Basically, these were done by varnishing a print to the glass, removing most of the paper, and coloring/painting to add the color. The effect is of a reverse glass painting, or in this case, a faux painting on porcelain. I have seen many of these from the late 18th century, and this one I would date to approximately 1845 based on the lady's clothing and the frame.

Many of the earlier ones appear quite dark, as the varnish browned with age (and of course, many simply got broken, or replaced with something else if the varnished degraded to the point that the image was no longer attractive.

Here is a link to the blog on the website of The Philadelphia Print Shop, Ltd., in Philadelphia, where one of the owners discusses this art form:

http://antiqueprintsblog.blogspot.com/2009/07/glass-transfer-painting.html

Sunday, May 16, 2010

Wayside Inn Antiques Show

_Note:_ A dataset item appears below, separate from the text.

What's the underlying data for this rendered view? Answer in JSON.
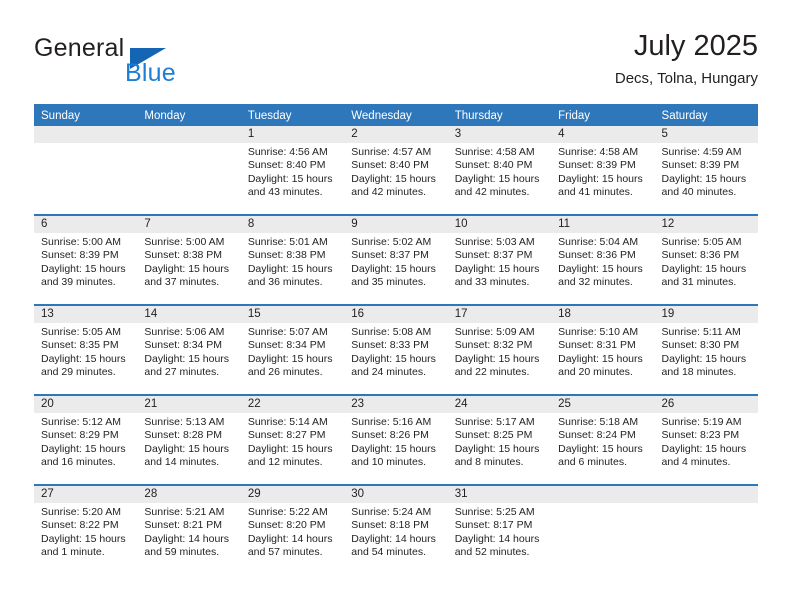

On Sunday I went to the antiques show held at the historic Wayside Inn in Sudbury, MA. Perfect weather, the antique cars parked outside the entrance lent additional elegance, and the exhibitors provided what looked like a New York City antiques show magically transported to a tent (but what a tent!) in a country field.
In spite of the many extraordinary and fine items available, "Best in Show" went to Royal, who was tending the booth for Elle Shushan (http://www.portraitminiatures.com/). So calm and dignified, I first thought she was a statue placed on the hearth.

Monday, May 10, 2010

Spring Comes to Wiscasset






We spent a few days in Wiscasset, Maine, opening up the house for the season. It always seems to be a miracle, that just as spring always returns, the house survives another Maine winter.
So now water is turned on, plumbing and heating work, and we began cleanup outside (for such a tiny in-town lot, it does take a while to do the yard work).
More about our house in Wiscasset at www.forthillstudios.com/Wiscasset/Wiscasset.htm.